Drs. Solomon and Donnenfeld discussed with Ocular Surgery News what they took away from this meeting and how it would impact refractive practices.
“I think it’s important that we make absolutely certain we have a good discussion about the motivations and expectations a particular patient has in terms of why they want to be less dependent on their glasses and contacts,” Dr. Solomon said. “I think it’s incredibly important because in my own experience, assuming that the eye is healthy and a good exam has been done, if someone’s goals, expectations and motivations are in line with what these procedures can provide, and I have had a good informed consent discussion with them, the vast majority of patients do incredibly well.
“If that rare occasional thing should occur where someone is dissatisfied, we as physicians need to spend the time with that patient to make them understand we are in this together. … What I did hear [at the panel] was that some of these patients felt like they were abandoned.”
Dr. Donnenfeld also stressed the need to care for dissatisfied patients.

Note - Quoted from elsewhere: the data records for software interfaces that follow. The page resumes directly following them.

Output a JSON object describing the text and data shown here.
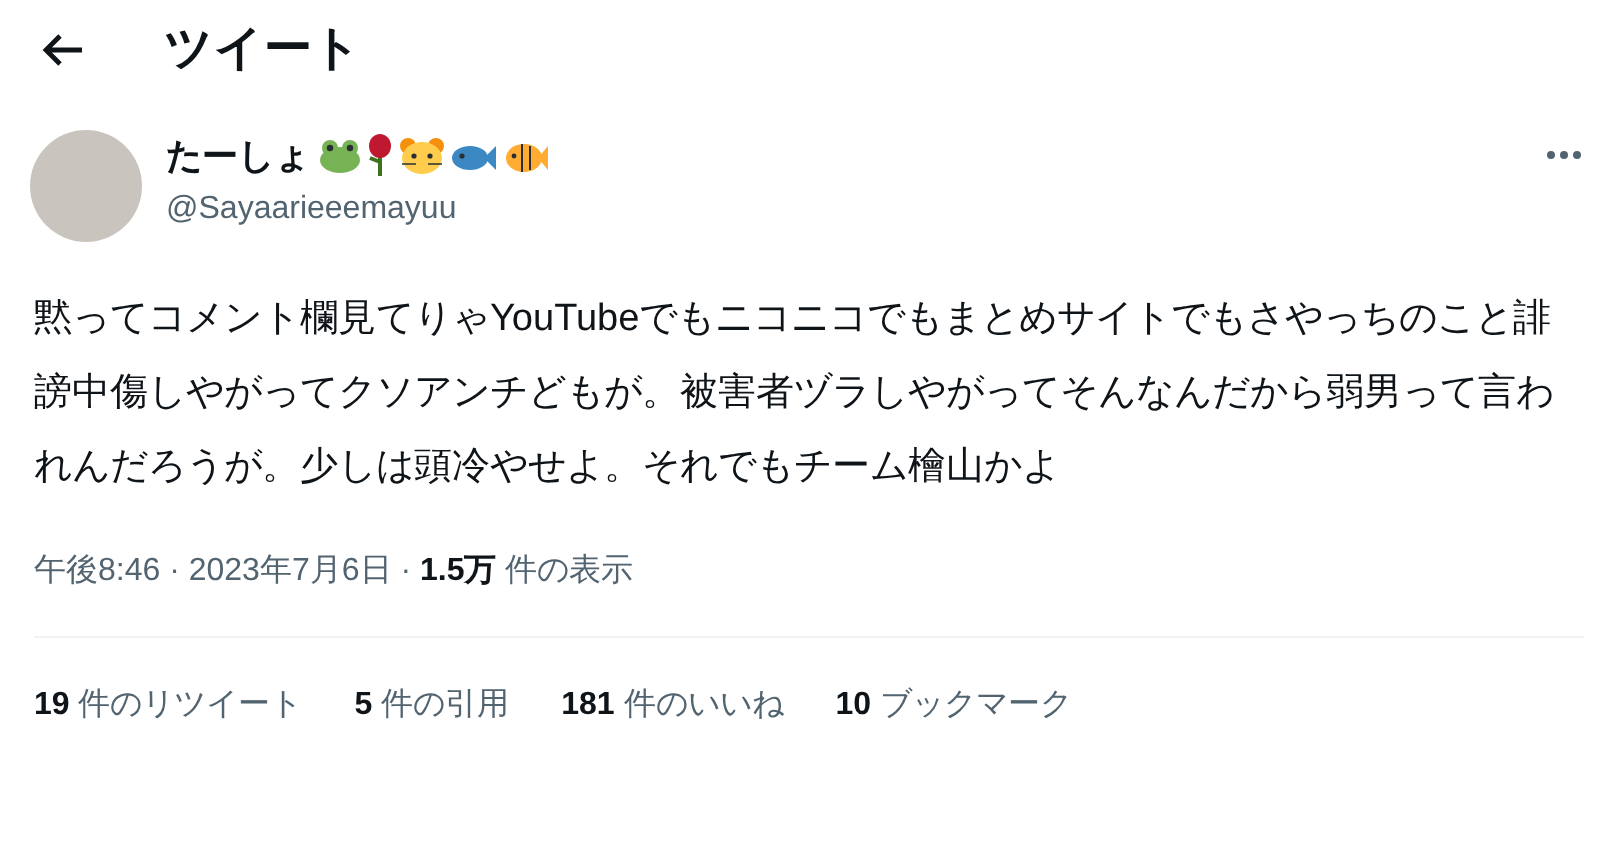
{
  "header": {
    "title": "ツイート"
  },
  "author": {
    "name": "たーしょ",
    "handle": "@Sayaarieeemayuu"
  },
  "tweet": {
    "text": "黙ってコメント欄見てりゃYouTubeでもニコニコでもまとめサイトでもさやっちのこと誹謗中傷しやがってクソアンチどもが。被害者ヅラしやがってそんなんだから弱男って言われんだろうが。少しは頭冷やせよ。それでもチーム檜山かよ"
  },
  "meta": "午後8:46 · 2023年7月6日 · **1.5万** 件の表示",
  "stats": [
    "**19** 件のリツイート",
    "**5** 件の引用",
    "**181** 件のいいね",
    "**10** ブックマーク"
  ]
}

“While LASIK is the safest elective procedure ever, we as ophthalmologists cannot rest until every patient has as good a result as possible and every complication is eliminated,” he said.
“We also have to be sensitive to the needs of unhappy patients,” he said. “These patients require more time and empathy, and we really have to go out of our way to make sure they achieve the best results they can possibly achieve.”